1Dept. of Neurolog. Surgery, Brain and Spinal Injury Ctr. (BASIC), UCSF, San Francisco, CA; 2Dept. of Rehabil. for the Movement Functions, Res. Institute, Natl. Rehabil. Ctr. for the Persons with Disabilities, Saitama, Japan; 3Neural Prosthesis Project, Tokyo Metropolitan Inst. of Med. Sci., Tokyo, Japan; 4San Francisco Veterans Affairs Med. Ctr., San Francisco, CA; 5Dept. of Orthopaedic Surgery, The Univ. of Tokyo, Tokyo, Japan.

Grant Support:NIH Grant NS067092 (ARF), NIH Grant NS069537 (ARF), NIH Grant NS088475 (ARF), Wings for Life Spinal Cord Research Foundation WFLUS013/13 (KM), Wings for Life Spinal Cord Research Foundation WFLUS008/12, WFLUS 006/14 (ARF), Craig H. Neilsen Foundation 224308 (ARF), Craig H. Neilsen Foundation 313739 (JH), UCSF Core Center for Musculoskeletal Biology and Medicine P30AR066262 (ARF/KM)

Program No. 213.27. 2018 Neuroscience Meeting Planner. San Diego, CA: Society for Neuroscience, 2018. Online.

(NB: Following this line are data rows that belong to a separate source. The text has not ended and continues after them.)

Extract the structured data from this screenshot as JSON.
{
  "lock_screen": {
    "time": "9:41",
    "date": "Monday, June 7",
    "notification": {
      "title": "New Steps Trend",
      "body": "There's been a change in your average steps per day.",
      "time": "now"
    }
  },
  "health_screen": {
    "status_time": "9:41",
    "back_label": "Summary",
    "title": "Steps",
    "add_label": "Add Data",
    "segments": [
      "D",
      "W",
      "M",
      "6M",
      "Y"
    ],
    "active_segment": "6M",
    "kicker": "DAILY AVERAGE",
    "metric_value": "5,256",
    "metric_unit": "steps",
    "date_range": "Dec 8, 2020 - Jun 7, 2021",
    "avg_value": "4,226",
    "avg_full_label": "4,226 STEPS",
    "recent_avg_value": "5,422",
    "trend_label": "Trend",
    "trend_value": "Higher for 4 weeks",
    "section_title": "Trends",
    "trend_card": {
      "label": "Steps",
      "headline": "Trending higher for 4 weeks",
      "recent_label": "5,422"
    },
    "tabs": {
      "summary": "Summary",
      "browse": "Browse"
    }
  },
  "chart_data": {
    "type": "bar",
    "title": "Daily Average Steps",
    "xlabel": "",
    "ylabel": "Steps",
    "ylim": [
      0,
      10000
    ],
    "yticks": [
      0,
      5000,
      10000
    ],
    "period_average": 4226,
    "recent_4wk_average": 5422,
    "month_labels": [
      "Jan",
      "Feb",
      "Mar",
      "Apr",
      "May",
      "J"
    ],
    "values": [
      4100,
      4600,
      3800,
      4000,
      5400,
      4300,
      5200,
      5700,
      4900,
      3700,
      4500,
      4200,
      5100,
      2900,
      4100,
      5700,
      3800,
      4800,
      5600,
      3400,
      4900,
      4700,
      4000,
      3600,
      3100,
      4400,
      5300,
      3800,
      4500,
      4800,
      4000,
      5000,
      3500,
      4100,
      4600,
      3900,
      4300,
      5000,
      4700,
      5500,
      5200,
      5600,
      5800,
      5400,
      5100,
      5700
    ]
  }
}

Posted in Chronic Spinal Cord Injury Research, Neuromodulation, Neuroscience Abstracts, spinal cord injury research | Tagged , ,